## [GOAL OF THE EXERCISE]
Among the entries, which lines carry the string "true"? Copy every one.

App and web page records:
BEGIN

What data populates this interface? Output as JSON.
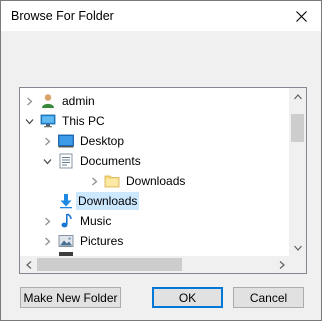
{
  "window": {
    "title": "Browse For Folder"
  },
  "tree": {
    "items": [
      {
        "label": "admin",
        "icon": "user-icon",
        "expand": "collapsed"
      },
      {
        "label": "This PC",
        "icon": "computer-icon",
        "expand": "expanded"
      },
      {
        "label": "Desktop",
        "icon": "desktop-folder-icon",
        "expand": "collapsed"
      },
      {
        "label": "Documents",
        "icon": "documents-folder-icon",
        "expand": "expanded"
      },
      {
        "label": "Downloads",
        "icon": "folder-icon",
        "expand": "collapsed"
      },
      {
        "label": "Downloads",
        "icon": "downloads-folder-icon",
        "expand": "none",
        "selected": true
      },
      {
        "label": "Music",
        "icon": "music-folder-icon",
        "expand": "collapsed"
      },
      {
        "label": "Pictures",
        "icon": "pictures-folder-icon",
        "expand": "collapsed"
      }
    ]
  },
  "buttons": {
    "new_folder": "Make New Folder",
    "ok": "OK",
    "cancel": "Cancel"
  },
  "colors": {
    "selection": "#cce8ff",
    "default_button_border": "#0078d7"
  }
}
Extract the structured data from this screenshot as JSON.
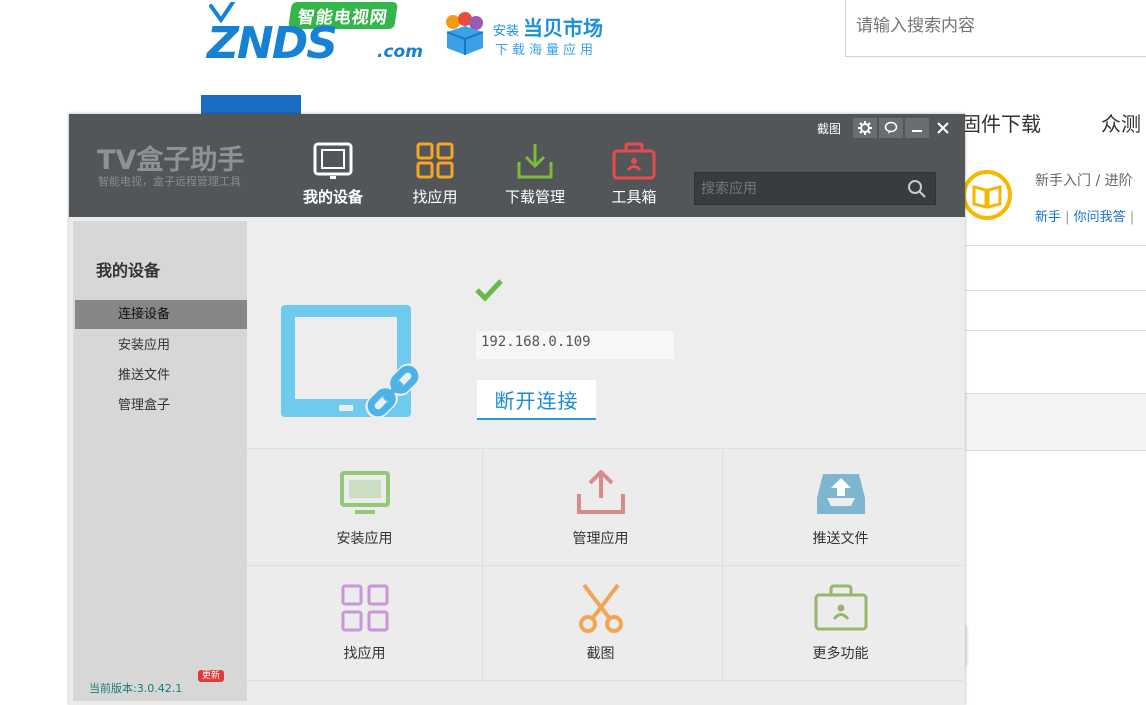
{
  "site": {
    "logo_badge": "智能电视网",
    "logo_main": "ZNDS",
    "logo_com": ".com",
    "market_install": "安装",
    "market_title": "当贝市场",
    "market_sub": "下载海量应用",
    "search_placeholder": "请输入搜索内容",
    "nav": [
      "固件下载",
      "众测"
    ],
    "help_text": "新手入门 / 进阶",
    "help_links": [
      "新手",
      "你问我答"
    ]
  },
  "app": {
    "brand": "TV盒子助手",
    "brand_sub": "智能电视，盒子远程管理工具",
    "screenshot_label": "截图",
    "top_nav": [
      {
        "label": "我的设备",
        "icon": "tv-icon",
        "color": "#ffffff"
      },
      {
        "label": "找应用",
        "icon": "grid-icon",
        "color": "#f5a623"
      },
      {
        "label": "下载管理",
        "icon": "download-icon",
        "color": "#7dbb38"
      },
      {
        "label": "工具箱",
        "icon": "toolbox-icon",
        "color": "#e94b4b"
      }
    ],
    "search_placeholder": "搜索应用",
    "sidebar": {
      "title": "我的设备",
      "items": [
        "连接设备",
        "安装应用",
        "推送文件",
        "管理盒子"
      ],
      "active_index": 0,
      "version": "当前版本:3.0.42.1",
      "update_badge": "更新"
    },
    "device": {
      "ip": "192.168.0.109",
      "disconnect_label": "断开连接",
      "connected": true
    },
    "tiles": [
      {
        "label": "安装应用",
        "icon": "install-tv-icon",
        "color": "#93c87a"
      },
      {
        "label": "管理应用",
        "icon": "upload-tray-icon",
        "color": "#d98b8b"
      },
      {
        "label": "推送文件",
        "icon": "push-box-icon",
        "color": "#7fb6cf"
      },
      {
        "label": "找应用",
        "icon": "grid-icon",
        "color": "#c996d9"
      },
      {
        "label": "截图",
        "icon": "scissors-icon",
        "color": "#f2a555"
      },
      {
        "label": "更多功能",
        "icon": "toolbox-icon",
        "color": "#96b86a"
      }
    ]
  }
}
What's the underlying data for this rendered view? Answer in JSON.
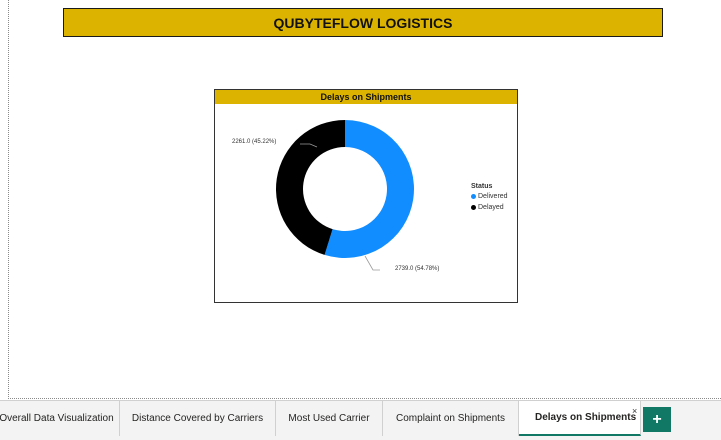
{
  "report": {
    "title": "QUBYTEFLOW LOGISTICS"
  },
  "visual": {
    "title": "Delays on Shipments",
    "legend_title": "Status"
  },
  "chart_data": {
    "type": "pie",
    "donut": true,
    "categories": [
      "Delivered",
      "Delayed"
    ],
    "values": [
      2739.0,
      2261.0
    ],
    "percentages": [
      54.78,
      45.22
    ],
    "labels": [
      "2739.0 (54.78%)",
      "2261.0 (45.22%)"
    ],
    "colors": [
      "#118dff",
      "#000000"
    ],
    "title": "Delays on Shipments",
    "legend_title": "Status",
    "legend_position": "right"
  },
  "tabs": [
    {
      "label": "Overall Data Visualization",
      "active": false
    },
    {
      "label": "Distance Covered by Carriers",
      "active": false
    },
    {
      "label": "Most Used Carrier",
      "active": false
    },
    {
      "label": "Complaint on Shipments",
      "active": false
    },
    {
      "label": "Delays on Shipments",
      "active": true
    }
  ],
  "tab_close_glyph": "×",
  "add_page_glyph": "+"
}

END

## [RESULT OF THE EXERCISE]
        "selected": true
      "connected": true
    "donut": true,
      "active": true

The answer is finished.